Cams take this idea further, transferring a regular motion such as rotation to an irregular motion. They do so using a working surface as input and a follower as output. We are shown how cams change rotary motion to linear motion. While the simplest example is limited to a single revolution, additional revolutions can be obtained by extending the working surface. This is usually done with a ball in a groove.
Continue reading “Retrotechtacular: Fire Control Computers In Navy Ships”
[Tommy Gober] built this Yagi-Uda antenna that has some handy design features. The boom is a piece of conduit with holes drilled in the appropriate places. The elements are aluminum arrow shafts; a good choice because they’re straight, relatively inexpensive, and they have #8-32 screw threads in one end. He used some threaded rod to connect both sides of the reflector and director elements. The driven elements are mounted offset so that a different machine screw for each can be connected to the appropriate conductor of the coaxial cable. The standing wave ratio comes in right where it should meaning he’ll have no trouble picking up those passing satellites as well as the International Space Station.
If you’ve ever been caught in the situation of needing to drill a clean straight hole down the center of a bolt or rod, you’ve probably tried and ended up with a broken bit or tilted hole, and a ton of cursing to boot.
[Vik] let us know about this nifty trick for drilling ‘down the middle’ using a simple hobby drill press and vice. He claims it’s ‘physics guiding the bit’ but in reality its just crafty use of a chuck. Either way the quick trick works, and will hopefully save a lot of hackers some headaches in the future.

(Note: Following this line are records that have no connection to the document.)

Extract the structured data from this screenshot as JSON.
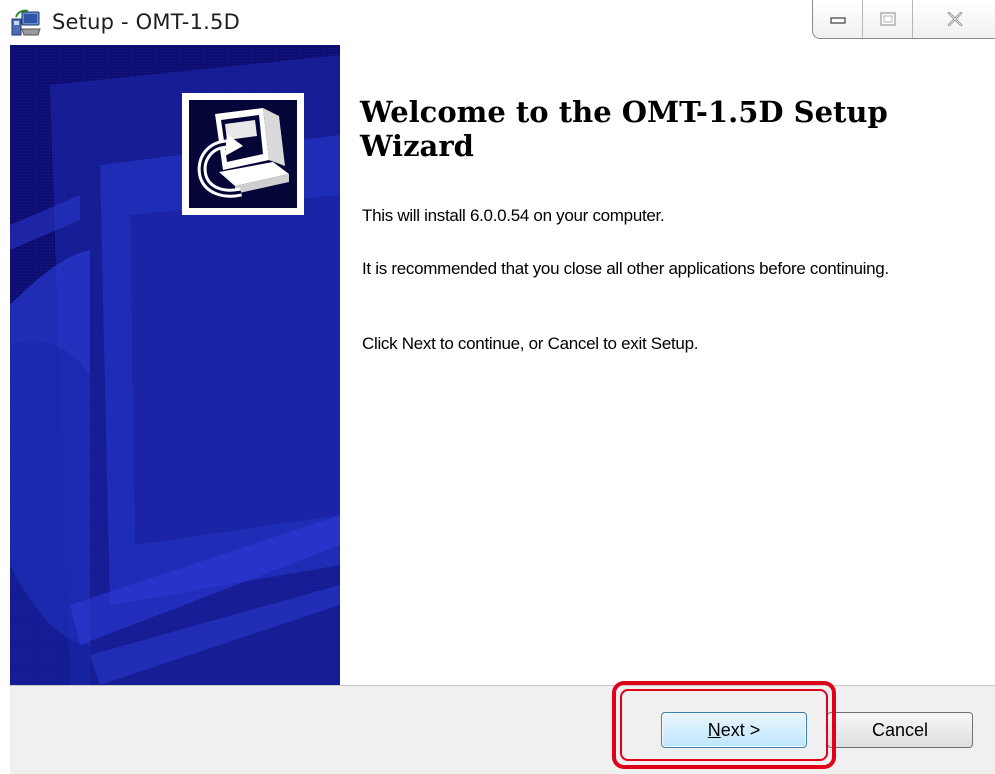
{
  "window": {
    "title": "Setup - OMT-1.5D",
    "icon": "setup-installer-icon",
    "controls": [
      "minimize-icon",
      "maximize-icon",
      "close-icon"
    ]
  },
  "wizard": {
    "heading": "Welcome to the OMT-1.5D Setup Wizard",
    "paragraphs": [
      "This will install 6.0.0.54 on your computer.",
      "It is recommended that you close all other applications before continuing.",
      "Click Next to continue, or Cancel to exit Setup."
    ],
    "logo": "computer-install-icon"
  },
  "buttons": {
    "next_mnemonic": "N",
    "next_rest": "ext >",
    "cancel": "Cancel"
  },
  "colors": {
    "side_panel": "#0d0d72",
    "highlight": "#e0001a",
    "default_button_border": "#3c7fb1"
  }
}
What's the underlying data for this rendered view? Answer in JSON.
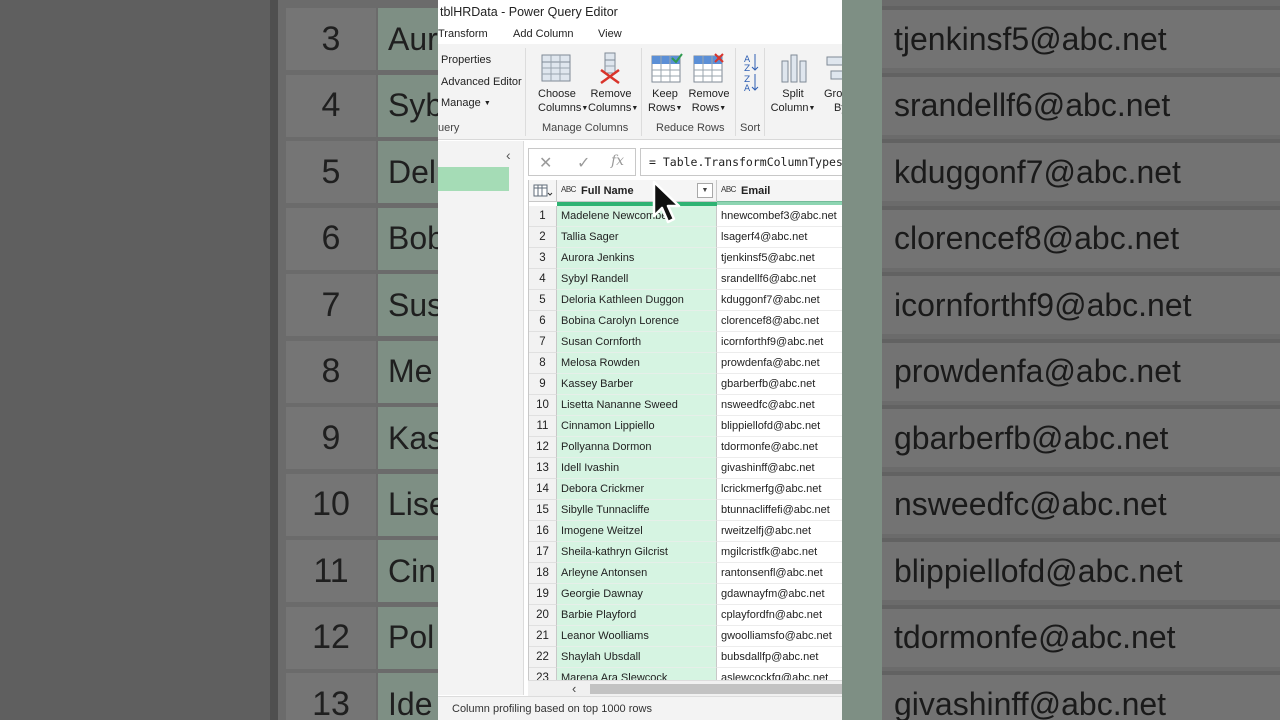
{
  "window": {
    "title": "tblHRData - Power Query Editor"
  },
  "menu": {
    "tabs": [
      "Transform",
      "Add Column",
      "View"
    ]
  },
  "ribbon": {
    "query_items": [
      "Properties",
      "Advanced Editor",
      "Manage"
    ],
    "query_group": "uery",
    "choose_columns": [
      "Choose",
      "Columns"
    ],
    "remove_columns": [
      "Remove",
      "Columns"
    ],
    "manage_group": "Manage Columns",
    "keep_rows": [
      "Keep",
      "Rows"
    ],
    "remove_rows": [
      "Remove",
      "Rows"
    ],
    "reduce_group": "Reduce Rows",
    "sort_group": "Sort",
    "split_column": [
      "Split",
      "Column"
    ],
    "group_by": [
      "Gro",
      "By"
    ]
  },
  "formula": {
    "cancel": "✕",
    "confirm": "✓",
    "fx": "fx",
    "text": "= Table.TransformColumnTypes("
  },
  "grid": {
    "columns": [
      {
        "type": "ABC",
        "name": "Full Name"
      },
      {
        "type": "ABC",
        "name": "Email"
      }
    ],
    "rows": [
      {
        "n": "1",
        "name": "Madelene Newcombe",
        "email": "hnewcombef3@abc.net"
      },
      {
        "n": "2",
        "name": "Tallia Sager",
        "email": "lsagerf4@abc.net"
      },
      {
        "n": "3",
        "name": "Aurora Jenkins",
        "email": "tjenkinsf5@abc.net"
      },
      {
        "n": "4",
        "name": "Sybyl Randell",
        "email": "srandellf6@abc.net"
      },
      {
        "n": "5",
        "name": "Deloria Kathleen Duggon",
        "email": "kduggonf7@abc.net"
      },
      {
        "n": "6",
        "name": "Bobina Carolyn Lorence",
        "email": "clorencef8@abc.net"
      },
      {
        "n": "7",
        "name": "Susan Cornforth",
        "email": "icornforthf9@abc.net"
      },
      {
        "n": "8",
        "name": "Melosa Rowden",
        "email": "prowdenfa@abc.net"
      },
      {
        "n": "9",
        "name": "Kassey Barber",
        "email": "gbarberfb@abc.net"
      },
      {
        "n": "10",
        "name": "Lisetta Nananne Sweed",
        "email": "nsweedfc@abc.net"
      },
      {
        "n": "11",
        "name": "Cinnamon Lippiello",
        "email": "blippiellofd@abc.net"
      },
      {
        "n": "12",
        "name": "Pollyanna Dormon",
        "email": "tdormonfe@abc.net"
      },
      {
        "n": "13",
        "name": "Idell Ivashin",
        "email": "givashinff@abc.net"
      },
      {
        "n": "14",
        "name": "Debora Crickmer",
        "email": "lcrickmerfg@abc.net"
      },
      {
        "n": "15",
        "name": "Sibylle Tunnacliffe",
        "email": "btunnacliffefi@abc.net"
      },
      {
        "n": "16",
        "name": "Imogene Weitzel",
        "email": "rweitzelfj@abc.net"
      },
      {
        "n": "17",
        "name": "Sheila-kathryn Gilcrist",
        "email": "mgilcristfk@abc.net"
      },
      {
        "n": "18",
        "name": "Arleyne Antonsen",
        "email": "rantonsenfl@abc.net"
      },
      {
        "n": "19",
        "name": "Georgie Dawnay",
        "email": "gdawnayfm@abc.net"
      },
      {
        "n": "20",
        "name": "Barbie Playford",
        "email": "cplayfordfn@abc.net"
      },
      {
        "n": "21",
        "name": "Leanor Woolliams",
        "email": "gwoolliamsfo@abc.net"
      },
      {
        "n": "22",
        "name": "Shaylah Ubsdall",
        "email": "bubsdallfp@abc.net"
      },
      {
        "n": "23",
        "name": "Marena Ara Slewcock",
        "email": "aslewcockfq@abc.net"
      },
      {
        "n": "24",
        "name": "",
        "email": ""
      }
    ]
  },
  "status": {
    "text": "Column profiling based on top 1000 rows"
  },
  "background": {
    "left_rows": [
      {
        "n": "3",
        "t": "Aur"
      },
      {
        "n": "4",
        "t": "Syb"
      },
      {
        "n": "5",
        "t": "Del"
      },
      {
        "n": "6",
        "t": "Bob"
      },
      {
        "n": "7",
        "t": "Sus"
      },
      {
        "n": "8",
        "t": "Me"
      },
      {
        "n": "9",
        "t": "Kas"
      },
      {
        "n": "10",
        "t": "Lise"
      },
      {
        "n": "11",
        "t": "Cin"
      },
      {
        "n": "12",
        "t": "Pol"
      },
      {
        "n": "13",
        "t": "Ide"
      }
    ],
    "right_rows": [
      "tjenkinsf5@abc.net",
      "srandellf6@abc.net",
      "kduggonf7@abc.net",
      "clorencef8@abc.net",
      "icornforthf9@abc.net",
      "prowdenfa@abc.net",
      "gbarberfb@abc.net",
      "nsweedfc@abc.net",
      "blippiellofd@abc.net",
      "tdormonfe@abc.net",
      "givashinff@abc.net"
    ]
  }
}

Let us know in the comments if you have any simple quick tips that you use when you’re out in the shop.